Pictures aside, repeat the listing below exactly.

→ Records shown:
● ● ● ● ●
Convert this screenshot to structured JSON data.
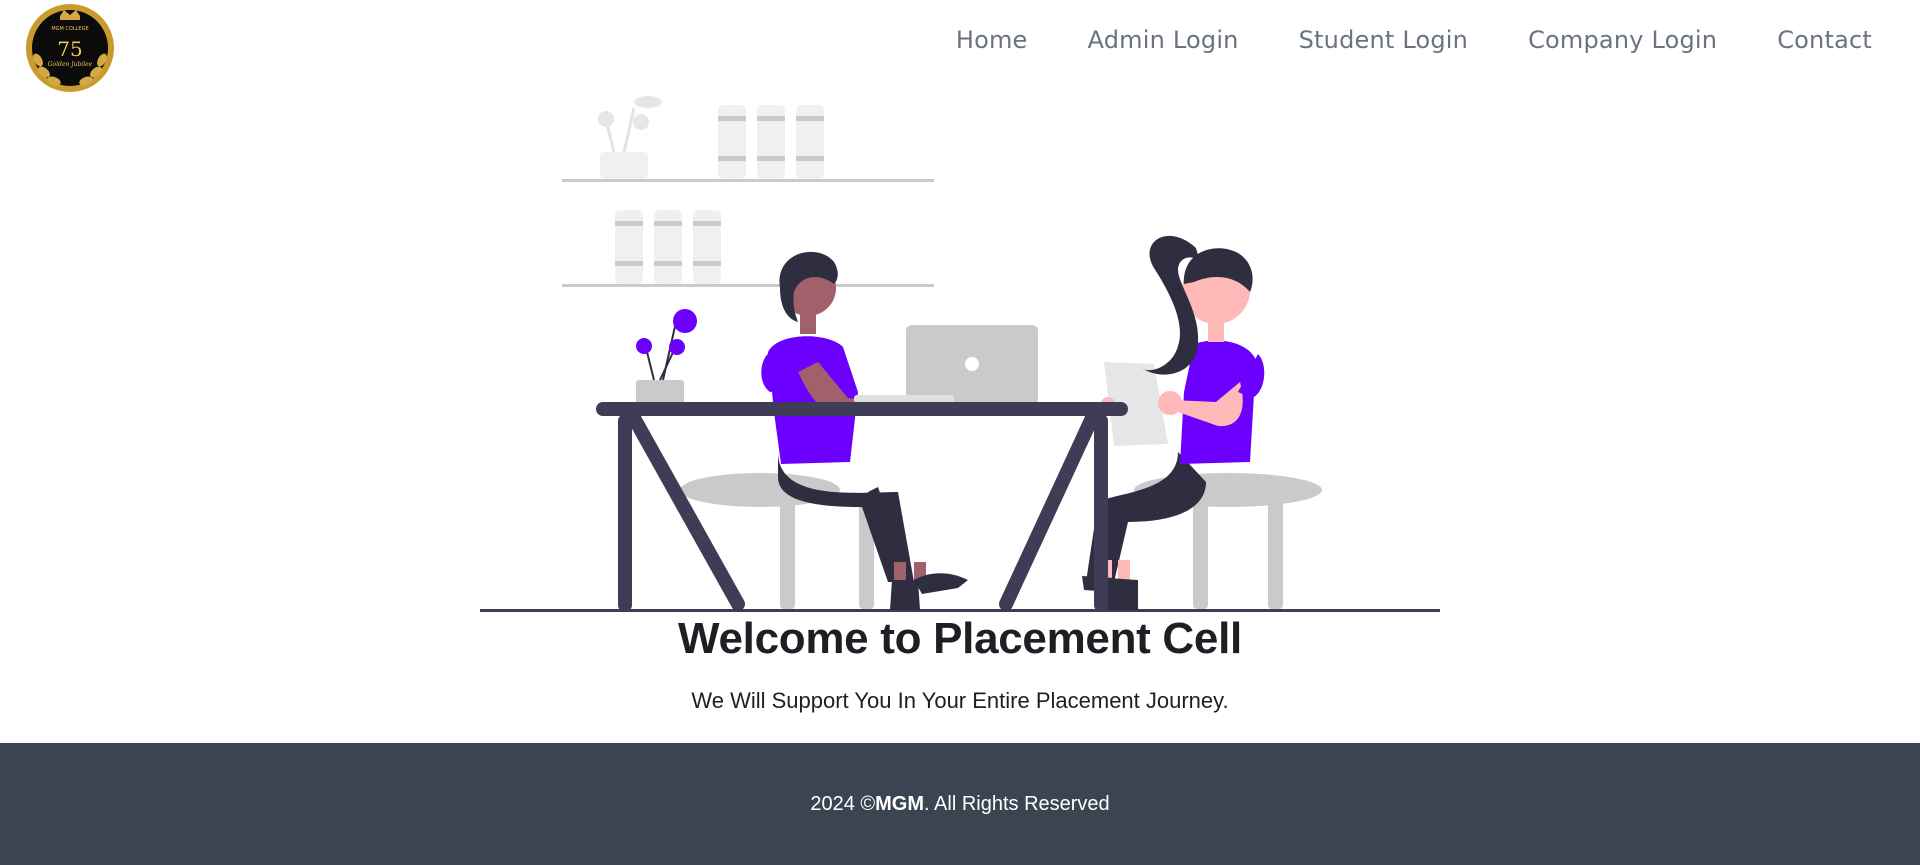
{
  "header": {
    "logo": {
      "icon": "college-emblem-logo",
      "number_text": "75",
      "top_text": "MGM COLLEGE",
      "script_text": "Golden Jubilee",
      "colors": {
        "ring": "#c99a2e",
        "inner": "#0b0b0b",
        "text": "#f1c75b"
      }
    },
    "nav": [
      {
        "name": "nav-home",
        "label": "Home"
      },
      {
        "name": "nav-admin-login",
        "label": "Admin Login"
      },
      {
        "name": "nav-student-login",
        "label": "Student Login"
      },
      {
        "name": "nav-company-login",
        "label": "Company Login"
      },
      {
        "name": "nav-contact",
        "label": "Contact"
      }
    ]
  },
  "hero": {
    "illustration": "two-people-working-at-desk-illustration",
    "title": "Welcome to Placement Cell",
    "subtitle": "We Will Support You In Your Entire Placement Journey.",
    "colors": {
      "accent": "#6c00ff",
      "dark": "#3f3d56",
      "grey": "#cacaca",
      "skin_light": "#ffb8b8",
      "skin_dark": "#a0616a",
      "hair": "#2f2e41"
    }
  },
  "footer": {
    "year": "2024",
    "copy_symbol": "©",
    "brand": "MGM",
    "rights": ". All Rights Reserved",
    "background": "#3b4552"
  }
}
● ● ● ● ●
→ Answer to this exercise:
Convert this screenshot to structured JSON data.
{
  "header": {
    "logo": {
      "icon": "college-emblem-logo",
      "number_text": "75",
      "top_text": "MGM COLLEGE",
      "script_text": "Golden Jubilee",
      "colors": {
        "ring": "#c99a2e",
        "inner": "#0b0b0b",
        "text": "#f1c75b"
      }
    },
    "nav": [
      {
        "name": "nav-home",
        "label": "Home"
      },
      {
        "name": "nav-admin-login",
        "label": "Admin Login"
      },
      {
        "name": "nav-student-login",
        "label": "Student Login"
      },
      {
        "name": "nav-company-login",
        "label": "Company Login"
      },
      {
        "name": "nav-contact",
        "label": "Contact"
      }
    ]
  },
  "hero": {
    "illustration": "two-people-working-at-desk-illustration",
    "title": "Welcome to Placement Cell",
    "subtitle": "We Will Support You In Your Entire Placement Journey.",
    "colors": {
      "accent": "#6c00ff",
      "dark": "#3f3d56",
      "grey": "#cacaca",
      "skin_light": "#ffb8b8",
      "skin_dark": "#a0616a",
      "hair": "#2f2e41"
    }
  },
  "footer": {
    "year": "2024",
    "copy_symbol": "©",
    "brand": "MGM",
    "rights": ". All Rights Reserved",
    "background": "#3b4552"
  }
}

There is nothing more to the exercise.